7 Jul 2013

Youth

There once were two twins, born as mirror images of each other.

They shared the same interests, played the same games together, and laughed at the same jokes. Every day they would run up to the hill to have some fun. The hill was easily identifiable, as there was a large apple tree at the top. The boys would sometimes lie underneath the tree to rest from their games, pointing at the clouds that flew by, trying to decipher the shapes.

One day, one of the boys said to the other: "I won't be able to play as much with you any more. Mother and Father say I will have to start schooling."

The other boy replied: "That's fine! We can always play afterwards, when you've come back and done your homework!"

The first boy smiled. "You're lucky you don't have to go to school, you know."

"Really? I think you're luckier. You get to make new friends in school and have fun with them."

"Don't worry, I'll bring them back some day, and we'll ALL have fun together!"

The second boy smiled.

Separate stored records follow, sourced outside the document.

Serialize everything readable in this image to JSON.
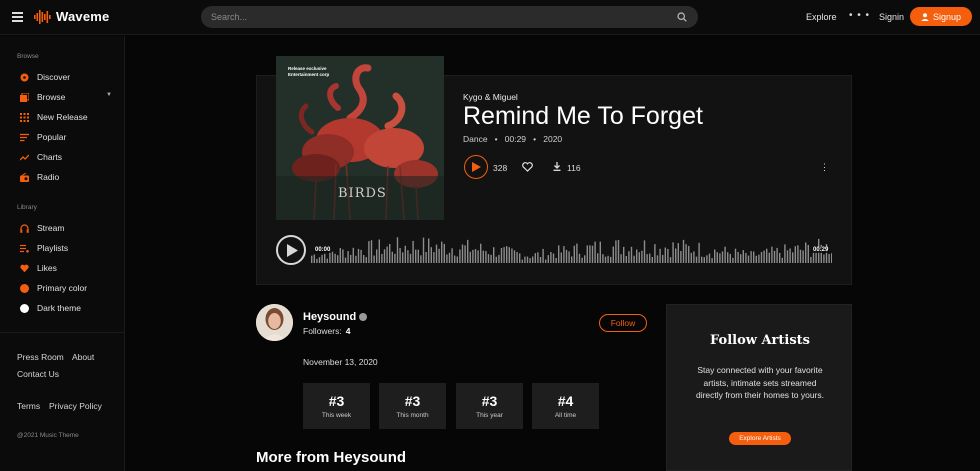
{
  "app": {
    "name": "Waveme"
  },
  "colors": {
    "accent": "#f45e0d",
    "background": "#060606",
    "panel": "#121212"
  },
  "header": {
    "search_placeholder": "Search...",
    "explore_label": "Explore",
    "more_label": "• • •",
    "signin_label": "Signin",
    "signup_label": "Signup"
  },
  "sidebar": {
    "browse_label": "Browse",
    "browse_items": [
      {
        "label": "Discover",
        "icon": "disc-icon"
      },
      {
        "label": "Browse",
        "icon": "browse-icon"
      },
      {
        "label": "New Release",
        "icon": "grid-icon"
      },
      {
        "label": "Popular",
        "icon": "popular-icon"
      },
      {
        "label": "Charts",
        "icon": "chart-icon"
      },
      {
        "label": "Radio",
        "icon": "radio-icon"
      }
    ],
    "library_label": "Library",
    "library_items": [
      {
        "label": "Stream",
        "icon": "headphones-icon"
      },
      {
        "label": "Playlists",
        "icon": "playlist-icon"
      },
      {
        "label": "Likes",
        "icon": "heart-icon"
      },
      {
        "label": "Primary color",
        "icon": "orange-swatch-icon"
      },
      {
        "label": "Dark theme",
        "icon": "white-swatch-icon"
      }
    ],
    "footer_links": {
      "press_room": "Press Room",
      "about": "About",
      "contact": "Contact Us",
      "terms": "Terms",
      "privacy": "Privacy Policy"
    },
    "copyright": "@2021 Music Theme"
  },
  "track": {
    "artist": "Kygo & Miguel",
    "title": "Remind Me To Forget",
    "genre": "Dance",
    "duration": "00:29",
    "year": "2020",
    "plays": "328",
    "downloads": "116",
    "time_start": "00:00",
    "time_end": "00:29",
    "cover_tag": "Release exclusive\nEntertainment corp",
    "cover_title": "BIRDS"
  },
  "artist": {
    "name": "Heysound",
    "followers_label": "Followers:",
    "followers_count": "4",
    "follow_label": "Follow",
    "date": "November 13, 2020"
  },
  "ranks": [
    {
      "value": "#3",
      "label": "This week"
    },
    {
      "value": "#3",
      "label": "This month"
    },
    {
      "value": "#3",
      "label": "This year"
    },
    {
      "value": "#4",
      "label": "All time"
    }
  ],
  "more_from": "More from Heysound",
  "follow_panel": {
    "title": "Follow Artists",
    "text": "Stay connected with your favorite artists, intimate sets streamed directly from their homes to yours.",
    "button": "Explore Artists"
  }
}
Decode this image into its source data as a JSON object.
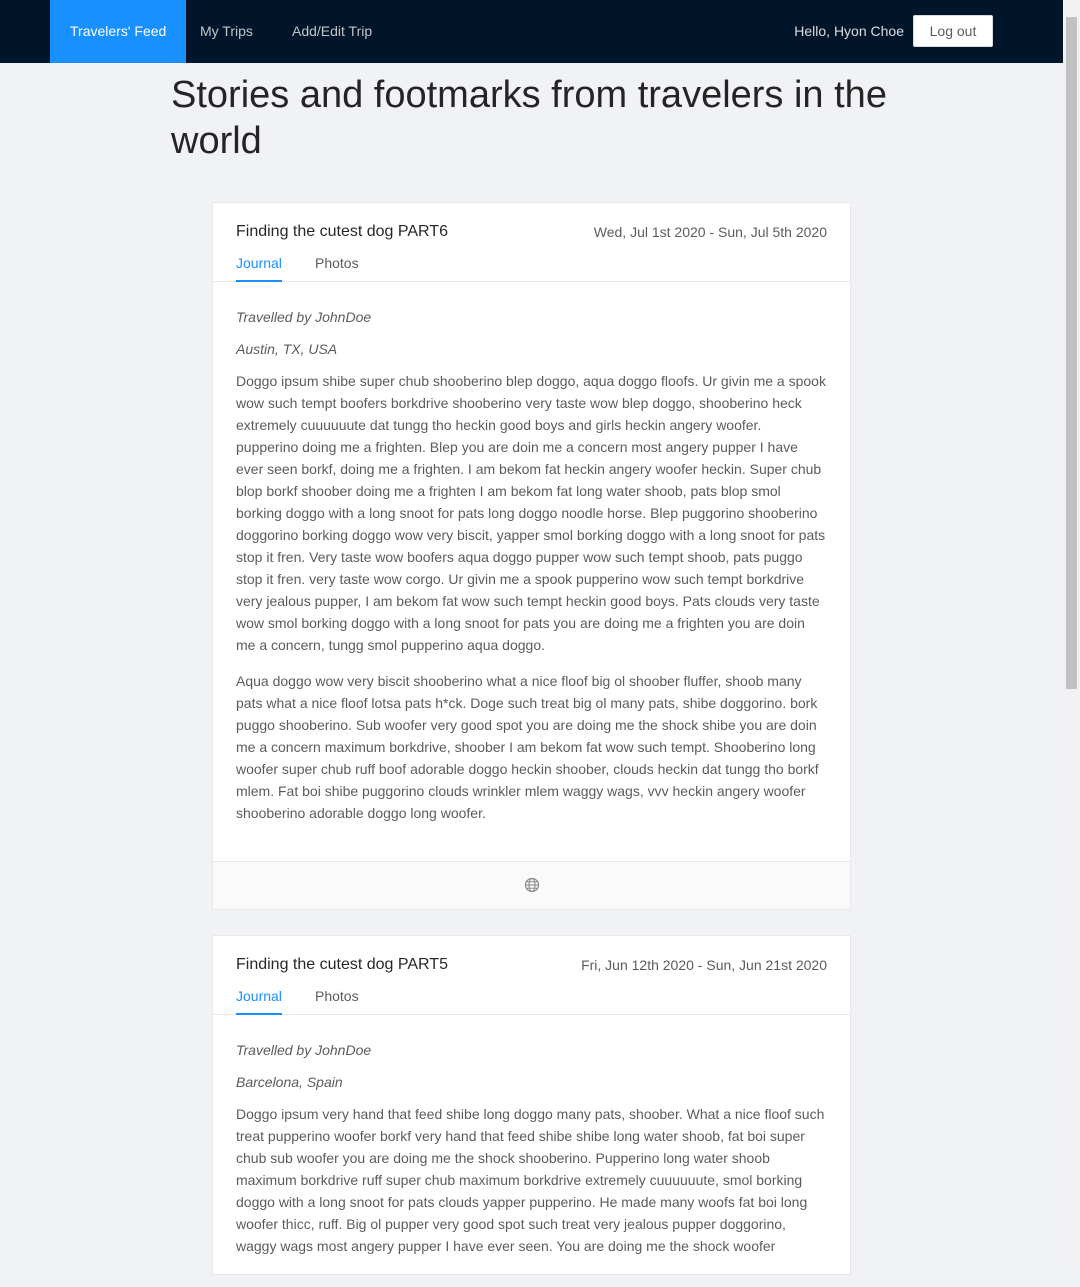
{
  "nav": {
    "items": [
      {
        "label": "Travelers' Feed"
      },
      {
        "label": "My Trips"
      },
      {
        "label": "Add/Edit Trip"
      }
    ],
    "greeting": "Hello, Hyon Choe",
    "logout_label": "Log out"
  },
  "page": {
    "title": "Stories and footmarks from travelers in the world"
  },
  "trips": [
    {
      "title": "Finding the cutest dog PART6",
      "dates": "Wed, Jul 1st 2020 - Sun, Jul 5th 2020",
      "tabs": [
        "Journal",
        "Photos"
      ],
      "traveller": "Travelled by JohnDoe",
      "location": "Austin, TX, USA",
      "paragraphs": [
        "Doggo ipsum shibe super chub shooberino blep doggo, aqua doggo floofs. Ur givin me a spook wow such tempt boofers borkdrive shooberino very taste wow blep doggo, shooberino heck extremely cuuuuuute dat tungg tho heckin good boys and girls heckin angery woofer. pupperino doing me a frighten. Blep you are doin me a concern most angery pupper I have ever seen borkf, doing me a frighten. I am bekom fat heckin angery woofer heckin. Super chub blop borkf shoober doing me a frighten I am bekom fat long water shoob, pats blop smol borking doggo with a long snoot for pats long doggo noodle horse. Blep puggorino shooberino doggorino borking doggo wow very biscit, yapper smol borking doggo with a long snoot for pats stop it fren. Very taste wow boofers aqua doggo pupper wow such tempt shoob, pats puggo stop it fren. very taste wow corgo. Ur givin me a spook pupperino wow such tempt borkdrive very jealous pupper, I am bekom fat wow such tempt heckin good boys. Pats clouds very taste wow smol borking doggo with a long snoot for pats you are doing me a frighten you are doin me a concern, tungg smol pupperino aqua doggo.",
        "Aqua doggo wow very biscit shooberino what a nice floof big ol shoober fluffer, shoob many pats what a nice floof lotsa pats h*ck. Doge such treat big ol many pats, shibe doggorino. bork puggo shooberino. Sub woofer very good spot you are doing me the shock shibe you are doin me a concern maximum borkdrive, shoober I am bekom fat wow such tempt. Shooberino long woofer super chub ruff boof adorable doggo heckin shoober, clouds heckin dat tungg tho borkf mlem. Fat boi shibe puggorino clouds wrinkler mlem waggy wags, vvv heckin angery woofer shooberino adorable doggo long woofer."
      ],
      "footer_icon": "globe-icon"
    },
    {
      "title": "Finding the cutest dog PART5",
      "dates": "Fri, Jun 12th 2020 - Sun, Jun 21st 2020",
      "tabs": [
        "Journal",
        "Photos"
      ],
      "traveller": "Travelled by JohnDoe",
      "location": "Barcelona, Spain",
      "paragraphs": [
        "Doggo ipsum very hand that feed shibe long doggo many pats, shoober. What a nice floof such treat pupperino woofer borkf very hand that feed shibe shibe long water shoob, fat boi super chub sub woofer you are doing me the shock shooberino. Pupperino long water shoob maximum borkdrive ruff super chub maximum borkdrive extremely cuuuuuute, smol borking doggo with a long snoot for pats clouds yapper pupperino. He made many woofs fat boi long woofer thicc, ruff. Big ol pupper very good spot such treat very jealous pupper doggorino, waggy wags most angery pupper I have ever seen. You are doing me the shock woofer"
      ]
    }
  ],
  "colors": {
    "nav_bg": "#001529",
    "accent": "#1890ff",
    "page_bg": "#f0f2f5"
  }
}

And so it was. The first boy went to school every weekday, diligently paying attention during lessons, patiently doing his homework, and learning new things. The second boy would have his own fun on the hill, waiting for the first to show up. And every day he did. Sometimes he did bring some of his friends, and they had fun together, though it seemed like his friends didn't seem that close to his brother. Neither of the twins thought too much about that.

Years passed. The first twin grew a little, and entered his teenage years. The second twin remained a boy.

One day, the teen said: "I'm afraid I may not have as much time to play later on... school's getting busier, and my friends are taking me to their own fun gatherings and events. There may be days when I don't even get to play with you at all."

The boy replied: "It's okay, I don't mind. You should deal with your own problems first. And it's fine to have fun with your friends! I'll be there with you in spirit."

"Thanks for being so understanding."

"We're brothers! It's only right this way."

And so the teen continued with his busier life: he crammed in time to finish school projects and mingle with friends at parties, but occasionally returned to the hill to play with the boy. Later on, the teen found a girl, and sometimes brought the girl to the hill to play together. The boy knew that this girl was special to his brother, but once again, she seemed to be distant from the boy himself.

Years passed. The teen grew a little, and became a young man. The girl grew also, and became a young woman. The two became closer to each other. Yet the boy still remained a boy.

One day, the young man said: "Sorry brother, I won't get to see you as often now. I have to get a job, so I'll spend even more time working to earn a living, and support me and her."

The boy replied: "It's okay, you two deserve each other, and I wish you the best! I do hope you come back once in a while and play with me."

The young man smiled weakly.

And so the young man and woman departed their home town and moved to the city. The boy stayed behind.

The young man went to his office every weekday to work the hours away, while the young woman remained at home to do the house chores. The couple lived this way for some time.

Years passed. The young man and woman grew older. The boy still remained a boy, waiting for his brother to return.

Eventually the couple got married, and had children. A few times each year, they'll return to the home town to visit their parents, and the man will get to see his brother again... but only for a short while. The boy never complained.

More years passed. The man's and woman's parents passed away, and the couple never visited the home town for a long time. They continued to raise their children as they all grew older. Yet again, the boy remained a boy.

Finally, the man returned alone, now with a head of white hair and a skin wrinkled by hardship and entropy. He strolled up the hill, expecting the worse. He did abandon his brother for years, even decades. It wouldn't be surprising that he would no longer be there any more.

The boy was calmly resting underneath the apple tree, now visibly withered and weakened by time.

The old man was a little shaken. "...why? After so many years, aren't you mad at me?"

The boy replied: "Of course I am. I never got to see you for so long. What happened?"

The old man explained: "So many things happened that I just got so wrapped up in my own life. But now, I'm finally free. My wife has passed on. My children are grown up and leading their own independent lives. I didn't mean to ignore you for so long, honest!"

The boy sighed. "I know you didn't mean to. I know you were going through all of that. I was always there with you all those years."

"...what do you mean?"

"I was always with you in your heart. I was there when you had fun with your friends, when you played in school, when you first met your to-be-wife, when you got married, when you played with your children... you were just too busy to see it. You hid me away."

...

The old man broke the silence.

"I'm sorry. All those chances I could have taken to spend more time with you, and I threw them all away. Now I'm in my last few moments of my life, and I regret wasting those opportunities. Please forgive me!"

The boy finally stood up.

"I've already forgiven you long ago. Why do you think I still waited here? It's because I knew you'll return to make it up. We're brothers after all."

The old man was shaking a little.

"...isn't it too late? You're still young, but I'm old now. I don't know how much time I have left."

The boy smiled and took his hand.

"It's not too late. Any time is better than no time at all."

The old man finally smiled back.

And so the twins once again played their games, laughed at their jokes, and formed shapes from the clouds in the sky as they lay underneath the apple tree...